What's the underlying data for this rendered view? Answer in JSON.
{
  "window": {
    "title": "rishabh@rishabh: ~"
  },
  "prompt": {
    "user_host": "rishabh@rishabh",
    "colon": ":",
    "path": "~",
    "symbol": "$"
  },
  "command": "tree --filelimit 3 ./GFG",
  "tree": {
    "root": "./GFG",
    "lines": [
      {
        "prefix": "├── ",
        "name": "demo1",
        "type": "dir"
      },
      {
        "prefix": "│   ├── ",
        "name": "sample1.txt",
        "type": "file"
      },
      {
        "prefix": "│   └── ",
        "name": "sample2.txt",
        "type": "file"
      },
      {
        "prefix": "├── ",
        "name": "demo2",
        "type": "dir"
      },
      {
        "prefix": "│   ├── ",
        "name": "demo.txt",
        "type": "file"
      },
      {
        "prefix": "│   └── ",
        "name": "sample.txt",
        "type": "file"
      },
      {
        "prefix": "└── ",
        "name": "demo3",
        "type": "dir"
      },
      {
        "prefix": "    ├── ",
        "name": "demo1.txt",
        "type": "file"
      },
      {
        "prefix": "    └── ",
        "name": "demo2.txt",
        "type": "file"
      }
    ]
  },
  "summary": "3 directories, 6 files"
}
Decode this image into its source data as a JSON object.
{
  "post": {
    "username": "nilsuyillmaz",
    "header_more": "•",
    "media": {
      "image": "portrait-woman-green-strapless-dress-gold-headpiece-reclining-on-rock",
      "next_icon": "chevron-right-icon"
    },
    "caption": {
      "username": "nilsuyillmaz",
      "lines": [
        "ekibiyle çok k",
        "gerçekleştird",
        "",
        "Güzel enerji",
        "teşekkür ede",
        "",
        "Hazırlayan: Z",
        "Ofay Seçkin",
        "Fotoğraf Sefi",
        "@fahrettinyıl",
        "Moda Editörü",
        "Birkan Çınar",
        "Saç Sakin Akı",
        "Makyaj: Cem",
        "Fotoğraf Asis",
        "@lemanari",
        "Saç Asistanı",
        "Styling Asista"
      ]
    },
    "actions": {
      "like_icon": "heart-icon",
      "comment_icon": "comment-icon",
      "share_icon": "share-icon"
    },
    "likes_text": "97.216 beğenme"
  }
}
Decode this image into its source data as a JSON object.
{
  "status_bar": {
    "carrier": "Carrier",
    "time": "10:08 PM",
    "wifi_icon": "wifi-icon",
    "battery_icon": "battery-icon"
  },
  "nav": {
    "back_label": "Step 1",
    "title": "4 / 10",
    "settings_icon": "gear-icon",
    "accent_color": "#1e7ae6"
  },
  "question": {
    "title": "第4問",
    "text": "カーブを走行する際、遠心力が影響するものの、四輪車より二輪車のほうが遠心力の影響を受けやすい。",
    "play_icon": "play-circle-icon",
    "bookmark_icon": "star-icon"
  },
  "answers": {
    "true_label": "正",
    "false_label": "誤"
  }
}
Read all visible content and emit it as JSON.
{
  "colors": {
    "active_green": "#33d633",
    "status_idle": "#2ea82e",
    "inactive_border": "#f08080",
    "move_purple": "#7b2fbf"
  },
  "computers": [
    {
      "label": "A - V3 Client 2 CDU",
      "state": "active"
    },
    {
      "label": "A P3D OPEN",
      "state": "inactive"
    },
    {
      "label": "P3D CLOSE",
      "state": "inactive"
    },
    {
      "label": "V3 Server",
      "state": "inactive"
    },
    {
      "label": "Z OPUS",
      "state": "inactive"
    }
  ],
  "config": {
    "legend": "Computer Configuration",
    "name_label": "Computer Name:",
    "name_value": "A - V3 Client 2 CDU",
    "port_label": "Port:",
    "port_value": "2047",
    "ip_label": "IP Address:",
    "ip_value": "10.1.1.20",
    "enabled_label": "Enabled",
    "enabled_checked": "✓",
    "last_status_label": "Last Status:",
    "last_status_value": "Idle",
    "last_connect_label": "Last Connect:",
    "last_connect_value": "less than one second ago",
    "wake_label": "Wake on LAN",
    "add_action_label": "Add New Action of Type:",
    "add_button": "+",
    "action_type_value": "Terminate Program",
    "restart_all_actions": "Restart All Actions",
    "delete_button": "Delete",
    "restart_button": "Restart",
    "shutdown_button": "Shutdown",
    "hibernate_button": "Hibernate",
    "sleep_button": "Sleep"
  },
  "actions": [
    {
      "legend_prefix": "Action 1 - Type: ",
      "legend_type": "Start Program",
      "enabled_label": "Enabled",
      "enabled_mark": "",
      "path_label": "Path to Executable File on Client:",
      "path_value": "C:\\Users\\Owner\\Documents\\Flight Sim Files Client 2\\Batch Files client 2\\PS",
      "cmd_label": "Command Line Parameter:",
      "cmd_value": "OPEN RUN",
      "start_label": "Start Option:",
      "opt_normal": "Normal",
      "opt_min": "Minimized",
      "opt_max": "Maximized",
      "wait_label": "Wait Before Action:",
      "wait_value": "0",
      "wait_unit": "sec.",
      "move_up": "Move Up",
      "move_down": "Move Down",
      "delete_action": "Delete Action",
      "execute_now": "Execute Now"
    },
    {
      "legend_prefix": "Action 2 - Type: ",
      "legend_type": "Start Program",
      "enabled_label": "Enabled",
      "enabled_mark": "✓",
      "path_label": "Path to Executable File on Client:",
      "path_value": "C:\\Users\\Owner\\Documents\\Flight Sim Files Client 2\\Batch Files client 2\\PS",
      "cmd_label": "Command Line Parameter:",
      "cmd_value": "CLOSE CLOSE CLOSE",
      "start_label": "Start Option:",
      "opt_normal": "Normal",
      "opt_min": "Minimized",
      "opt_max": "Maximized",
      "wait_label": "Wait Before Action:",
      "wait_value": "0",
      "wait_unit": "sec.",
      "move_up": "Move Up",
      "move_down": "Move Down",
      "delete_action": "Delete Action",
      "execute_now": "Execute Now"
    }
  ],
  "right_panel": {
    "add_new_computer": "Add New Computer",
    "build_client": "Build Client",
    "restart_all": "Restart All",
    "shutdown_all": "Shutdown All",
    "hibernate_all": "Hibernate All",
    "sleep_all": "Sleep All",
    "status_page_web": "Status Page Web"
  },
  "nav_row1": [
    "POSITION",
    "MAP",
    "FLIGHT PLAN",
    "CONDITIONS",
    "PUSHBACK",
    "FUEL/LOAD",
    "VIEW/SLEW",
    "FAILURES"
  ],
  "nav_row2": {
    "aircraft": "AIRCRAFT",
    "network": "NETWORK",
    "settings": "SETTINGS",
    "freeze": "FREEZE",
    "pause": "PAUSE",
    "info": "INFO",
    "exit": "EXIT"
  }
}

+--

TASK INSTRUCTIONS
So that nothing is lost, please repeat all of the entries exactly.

THE COMPLETED TASK
What's the underlying data for this rendered view? Answer in JSON.
{
  "window": {
    "title": "rishabh@rishabh: ~"
  },
  "prompt": {
    "user_host": "rishabh@rishabh",
    "colon": ":",
    "path": "~",
    "symbol": "$"
  },
  "command": "tree --filelimit 3 ./GFG",
  "tree": {
    "root": "./GFG",
    "lines": [
      {
        "prefix": "├── ",
        "name": "demo1",
        "type": "dir"
      },
      {
        "prefix": "│   ├── ",
        "name": "sample1.txt",
        "type": "file"
      },
      {
        "prefix": "│   └── ",
        "name": "sample2.txt",
        "type": "file"
      },
      {
        "prefix": "├── ",
        "name": "demo2",
        "type": "dir"
      },
      {
        "prefix": "│   ├── ",
        "name": "demo.txt",
        "type": "file"
      },
      {
        "prefix": "│   └── ",
        "name": "sample.txt",
        "type": "file"
      },
      {
        "prefix": "└── ",
        "name": "demo3",
        "type": "dir"
      },
      {
        "prefix": "    ├── ",
        "name": "demo1.txt",
        "type": "file"
      },
      {
        "prefix": "    └── ",
        "name": "demo2.txt",
        "type": "file"
      }
    ]
  },
  "summary": "3 directories, 6 files"
}
Decode this image into its source data as a JSON object.
{
  "post": {
    "username": "nilsuyillmaz",
    "header_more": "•",
    "media": {
      "image": "portrait-woman-green-strapless-dress-gold-headpiece-reclining-on-rock",
      "next_icon": "chevron-right-icon"
    },
    "caption": {
      "username": "nilsuyillmaz",
      "lines": [
        "ekibiyle çok k",
        "gerçekleştird",
        "",
        "Güzel enerji",
        "teşekkür ede",
        "",
        "Hazırlayan: Z",
        "Ofay Seçkin",
        "Fotoğraf Sefi",
        "@fahrettinyıl",
        "Moda Editörü",
        "Birkan Çınar",
        "Saç Sakin Akı",
        "Makyaj: Cem",
        "Fotoğraf Asis",
        "@lemanari",
        "Saç Asistanı",
        "Styling Asista"
      ]
    },
    "actions": {
      "like_icon": "heart-icon",
      "comment_icon": "comment-icon",
      "share_icon": "share-icon"
    },
    "likes_text": "97.216 beğenme"
  }
}
Decode this image into its source data as a JSON object.
{
  "status_bar": {
    "carrier": "Carrier",
    "time": "10:08 PM",
    "wifi_icon": "wifi-icon",
    "battery_icon": "battery-icon"
  },
  "nav": {
    "back_label": "Step 1",
    "title": "4 / 10",
    "settings_icon": "gear-icon",
    "accent_color": "#1e7ae6"
  },
  "question": {
    "title": "第4問",
    "text": "カーブを走行する際、遠心力が影響するものの、四輪車より二輪車のほうが遠心力の影響を受けやすい。",
    "play_icon": "play-circle-icon",
    "bookmark_icon": "star-icon"
  },
  "answers": {
    "true_label": "正",
    "false_label": "誤"
  }
}
Read all visible content and emit it as JSON.
{
  "colors": {
    "active_green": "#33d633",
    "status_idle": "#2ea82e",
    "inactive_border": "#f08080",
    "move_purple": "#7b2fbf"
  },
  "computers": [
    {
      "label": "A - V3 Client 2 CDU",
      "state": "active"
    },
    {
      "label": "A P3D OPEN",
      "state": "inactive"
    },
    {
      "label": "P3D CLOSE",
      "state": "inactive"
    },
    {
      "label": "V3 Server",
      "state": "inactive"
    },
    {
      "label": "Z OPUS",
      "state": "inactive"
    }
  ],
  "config": {
    "legend": "Computer Configuration",
    "name_label": "Computer Name:",
    "name_value": "A - V3 Client 2 CDU",
    "port_label": "Port:",
    "port_value": "2047",
    "ip_label": "IP Address:",
    "ip_value": "10.1.1.20",
    "enabled_label": "Enabled",
    "enabled_checked": "✓",
    "last_status_label": "Last Status:",
    "last_status_value": "Idle",
    "last_connect_label": "Last Connect:",
    "last_connect_value": "less than one second ago",
    "wake_label": "Wake on LAN",
    "add_action_label": "Add New Action of Type:",
    "add_button": "+",
    "action_type_value": "Terminate Program",
    "restart_all_actions": "Restart All Actions",
    "delete_button": "Delete",
    "restart_button": "Restart",
    "shutdown_button": "Shutdown",
    "hibernate_button": "Hibernate",
    "sleep_button": "Sleep"
  },
  "actions": [
    {
      "legend_prefix": "Action 1 - Type: ",
      "legend_type": "Start Program",
      "enabled_label": "Enabled",
      "enabled_mark": "",
      "path_label": "Path to Executable File on Client:",
      "path_value": "C:\\Users\\Owner\\Documents\\Flight Sim Files Client 2\\Batch Files client 2\\PS",
      "cmd_label": "Command Line Parameter:",
      "cmd_value": "OPEN RUN",
      "start_label": "Start Option:",
      "opt_normal": "Normal",
      "opt_min": "Minimized",
      "opt_max": "Maximized",
      "wait_label": "Wait Before Action:",
      "wait_value": "0",
      "wait_unit": "sec.",
      "move_up": "Move Up",
      "move_down": "Move Down",
      "delete_action": "Delete Action",
      "execute_now": "Execute Now"
    },
    {
      "legend_prefix": "Action 2 - Type: ",
      "legend_type": "Start Program",
      "enabled_label": "Enabled",
      "enabled_mark": "✓",
      "path_label": "Path to Executable File on Client:",
      "path_value": "C:\\Users\\Owner\\Documents\\Flight Sim Files Client 2\\Batch Files client 2\\PS",
      "cmd_label": "Command Line Parameter:",
      "cmd_value": "CLOSE CLOSE CLOSE",
      "start_label": "Start Option:",
      "opt_normal": "Normal",
      "opt_min": "Minimized",
      "opt_max": "Maximized",
      "wait_label": "Wait Before Action:",
      "wait_value": "0",
      "wait_unit": "sec.",
      "move_up": "Move Up",
      "move_down": "Move Down",
      "delete_action": "Delete Action",
      "execute_now": "Execute Now"
    }
  ],
  "right_panel": {
    "add_new_computer": "Add New Computer",
    "build_client": "Build Client",
    "restart_all": "Restart All",
    "shutdown_all": "Shutdown All",
    "hibernate_all": "Hibernate All",
    "sleep_all": "Sleep All",
    "status_page_web": "Status Page Web"
  },
  "nav_row1": [
    "POSITION",
    "MAP",
    "FLIGHT PLAN",
    "CONDITIONS",
    "PUSHBACK",
    "FUEL/LOAD",
    "VIEW/SLEW",
    "FAILURES"
  ],
  "nav_row2": {
    "aircraft": "AIRCRAFT",
    "network": "NETWORK",
    "settings": "SETTINGS",
    "freeze": "FREEZE",
    "pause": "PAUSE",
    "info": "INFO",
    "exit": "EXIT"
  }
}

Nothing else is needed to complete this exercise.